Alexandra McDonald (pictured) has taken a lie detector test in a bid to prove her innocence after being excluded from school
A grammar school pupil accused of sprinkling nuts on her allergic teacher’s desk has been excluded despite passing a £600 lie detector test her father paid for.
Alexandra McDonald, 16, was suspended for 20 days alongside Maddie Colley, 17, after they were accused of targeting a teacher with a severe nut allergy at Rochester Grammar School in Kent.
Both pupils maintain their innocence and Alexandra’s father, Peter McDonald, paid for a lie detector test that found she was telling the truth.
The two-hour polygraph test he hired claims to be 98 per cent accurate.
Mr McDonald, 64, said: ‘They said there was a witness who saw the girls giggling in the hallway close to the classroom during the time period they think it happened.
‘The teacher apparently looked up because they heard the giggling – but that isn’t evidence that they did it.
‘The school said they excluded the girls based on the probability that they did it, there is no evidence.’
Alexandra says she was simply searching for her blazer with Maddie in a free period.
She will now have to sit her A-level mock exams at a different school and in isolation.
If severe enough, allergic reactions to nuts can be fatal as the throat swells and can choke the person.
Alexandra’s furious father is now demanding that the school overturns the 20-day exclusion that followed last week’s incident.
The school (pictured) in Kent excluded two pupils after it accused them of sprinkling nuts on a severely allergic teacher’s desk
‘Alexandra is really stressed, she has never been in any trouble before, this is the harshest punishment before expulsion,’ the father of three said.
‘The report from the lie detector is 98 per cent accurate, so it does prove she is telling the truth.
‘When I heard why she was excluded I had to get the school to repeat it twice, I couldn’t believe it.
The girls claim that they were framed and Alexandra’s father made her take a lie detector test after she was excluded from Rochester Grammar School in Kent
‘The exclusion will be appealed to the school governors, so I got the lie detector done to prove her innocence.
‘I told the school about the lie detector and they weren’t interested, it’s so frustrating.’
WHAT IS ANAPHYLACTIC SHOCK?
Anaphylaxis, also known as anaphylactic shock, can kill within minutes.
It is a severe and potentially life-threatening reaction to a trigger, such as an allergy.
The reaction can often be triggered by certain foods, including peanuts and shellfish.
However, some medicines, bee stings, and even latex used in condoms can also cause the life-threatening reaction.
According to the NHS, it occurs when the immune system overreacts to a trigger.
Symptoms include: feeling lightheaded or faint; breathing difficulties – such as fast, shallow breathing; wheezing; a fast heartbeat; clammy skin; confusion and anxiety and collapsing or losing consciousness.
It is considered a medical emergency and requires immediate treatment.
Insect stings are not dangerous for most victims but a person does not necessarily have to have a pre-existing condition to be in danger.
An incremental build-up of stings can cause a person to develop an allergy, with a subsequent sting triggering the anaphylactic reaction.
But the girls-only school defended the decision.
A spokesperson said: ‘We make no apologies and are surprised a parent of one of the students does not see the seriousness of their actions.’
It was added that parents are aware of a ‘no nuts policy’, which has been in place for 20 years.
Alexandra, who plans to study at the University of Kent to become a teacher, said ‘I’m gutted.’
‘When I was told I was going to be excluded I was shocked, I couldn’t speak.
‘I’ve always wanted to be a teacher but this makes me think it’s not something I want to do, if this can happen to an innocent person.

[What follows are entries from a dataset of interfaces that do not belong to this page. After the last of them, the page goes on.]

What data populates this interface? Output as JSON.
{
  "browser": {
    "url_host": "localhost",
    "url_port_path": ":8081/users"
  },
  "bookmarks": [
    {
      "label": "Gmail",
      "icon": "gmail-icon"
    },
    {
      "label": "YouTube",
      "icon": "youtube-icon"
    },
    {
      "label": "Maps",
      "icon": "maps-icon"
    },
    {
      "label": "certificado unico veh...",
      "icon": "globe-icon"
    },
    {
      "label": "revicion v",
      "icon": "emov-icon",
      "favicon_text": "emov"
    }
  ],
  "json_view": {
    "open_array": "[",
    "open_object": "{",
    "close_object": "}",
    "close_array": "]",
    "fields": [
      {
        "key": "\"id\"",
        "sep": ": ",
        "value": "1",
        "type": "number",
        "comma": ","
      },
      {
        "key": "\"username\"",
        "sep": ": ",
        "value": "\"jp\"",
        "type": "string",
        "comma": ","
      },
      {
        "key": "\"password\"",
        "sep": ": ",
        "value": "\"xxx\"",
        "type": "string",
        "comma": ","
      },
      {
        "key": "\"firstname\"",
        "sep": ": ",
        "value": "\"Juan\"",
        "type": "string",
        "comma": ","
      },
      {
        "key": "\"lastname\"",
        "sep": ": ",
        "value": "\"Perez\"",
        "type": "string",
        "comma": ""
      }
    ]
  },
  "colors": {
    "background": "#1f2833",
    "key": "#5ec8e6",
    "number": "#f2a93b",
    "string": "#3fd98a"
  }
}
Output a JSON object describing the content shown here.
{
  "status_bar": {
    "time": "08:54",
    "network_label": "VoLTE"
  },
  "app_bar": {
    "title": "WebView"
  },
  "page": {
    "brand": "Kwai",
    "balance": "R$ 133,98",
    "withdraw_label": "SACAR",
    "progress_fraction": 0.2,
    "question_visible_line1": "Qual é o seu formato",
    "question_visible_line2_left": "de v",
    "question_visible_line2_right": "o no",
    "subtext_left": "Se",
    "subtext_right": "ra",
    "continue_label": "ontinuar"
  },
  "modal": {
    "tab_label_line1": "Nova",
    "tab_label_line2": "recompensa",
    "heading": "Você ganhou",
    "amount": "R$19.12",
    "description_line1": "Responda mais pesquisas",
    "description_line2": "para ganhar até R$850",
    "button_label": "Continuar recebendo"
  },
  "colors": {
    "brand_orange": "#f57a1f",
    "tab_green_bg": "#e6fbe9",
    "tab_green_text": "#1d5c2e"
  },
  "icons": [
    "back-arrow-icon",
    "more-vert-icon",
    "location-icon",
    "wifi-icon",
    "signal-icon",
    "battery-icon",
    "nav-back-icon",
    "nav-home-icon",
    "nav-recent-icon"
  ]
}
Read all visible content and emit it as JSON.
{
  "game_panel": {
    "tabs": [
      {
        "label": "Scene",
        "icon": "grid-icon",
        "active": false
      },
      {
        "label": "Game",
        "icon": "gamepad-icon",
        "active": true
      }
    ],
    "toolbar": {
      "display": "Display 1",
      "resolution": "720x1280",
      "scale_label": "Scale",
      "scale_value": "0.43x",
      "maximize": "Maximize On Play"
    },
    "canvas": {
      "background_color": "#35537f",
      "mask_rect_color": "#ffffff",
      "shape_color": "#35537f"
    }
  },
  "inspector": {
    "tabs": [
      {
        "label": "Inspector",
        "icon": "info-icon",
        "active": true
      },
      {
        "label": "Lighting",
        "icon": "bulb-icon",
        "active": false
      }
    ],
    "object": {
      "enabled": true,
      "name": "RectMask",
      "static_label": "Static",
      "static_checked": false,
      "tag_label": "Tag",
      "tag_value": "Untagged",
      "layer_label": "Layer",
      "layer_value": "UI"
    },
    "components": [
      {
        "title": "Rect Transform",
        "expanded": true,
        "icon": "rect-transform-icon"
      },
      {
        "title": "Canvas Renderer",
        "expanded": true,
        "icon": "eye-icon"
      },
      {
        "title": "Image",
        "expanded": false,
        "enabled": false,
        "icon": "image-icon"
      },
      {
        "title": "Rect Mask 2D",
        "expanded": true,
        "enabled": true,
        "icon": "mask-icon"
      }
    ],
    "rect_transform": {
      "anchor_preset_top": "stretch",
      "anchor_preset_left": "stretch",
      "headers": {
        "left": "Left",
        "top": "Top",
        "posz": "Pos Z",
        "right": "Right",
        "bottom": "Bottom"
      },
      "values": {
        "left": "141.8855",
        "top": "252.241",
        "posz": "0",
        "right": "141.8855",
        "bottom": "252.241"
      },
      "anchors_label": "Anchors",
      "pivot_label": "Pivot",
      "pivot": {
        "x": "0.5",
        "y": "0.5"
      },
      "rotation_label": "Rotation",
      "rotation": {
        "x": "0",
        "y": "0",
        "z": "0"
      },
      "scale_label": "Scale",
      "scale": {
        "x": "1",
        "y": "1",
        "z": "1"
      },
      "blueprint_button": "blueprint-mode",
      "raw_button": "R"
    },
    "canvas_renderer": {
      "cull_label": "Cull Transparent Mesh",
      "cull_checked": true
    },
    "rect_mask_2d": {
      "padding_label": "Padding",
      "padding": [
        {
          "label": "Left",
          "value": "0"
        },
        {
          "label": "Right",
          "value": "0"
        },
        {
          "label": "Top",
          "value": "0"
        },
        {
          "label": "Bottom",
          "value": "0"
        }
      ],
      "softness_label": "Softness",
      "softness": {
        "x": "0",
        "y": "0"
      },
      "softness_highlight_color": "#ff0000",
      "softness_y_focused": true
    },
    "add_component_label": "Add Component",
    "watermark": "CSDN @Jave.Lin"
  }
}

It definitely was not me.
‘I loved school and the environment, I thought all the teachers were really friendly, understanding and there to help.’
People who are allergic to nuts can go into anaphylactic shock and in the most serious cases, their throats can swell and they can choke to death if they don’t get urgent treatment.
Alexandra claims she was ‘searching for her blazer’ during a free period with Maddie when a teacher ordered them downstairs to another classroom.
On their return, they saw the crushed food on the floor but thought nothing of it as break time had just finished.
Maddie is preparing to sit mock exams in PE, geography and psychology.
Her mother Michelle Colley told the Kent Messenger: ‘It’s just really disappointing. It was Maddie’s 17th birthday on her first day of being excluded so that put a dampener on things.
‘We have tried to convince the school but they have made their decision based on probability and they won’t listen to any other argument.
‘I am hoping they will reconsider on the new evidence. I don’t think we would go down the lie detector route but Maddie says she would take a test too.
‘This will go on her permanent record if it doesn’t get sorted. I fully believe her – if it was a practical joke she would have admitted it by now.’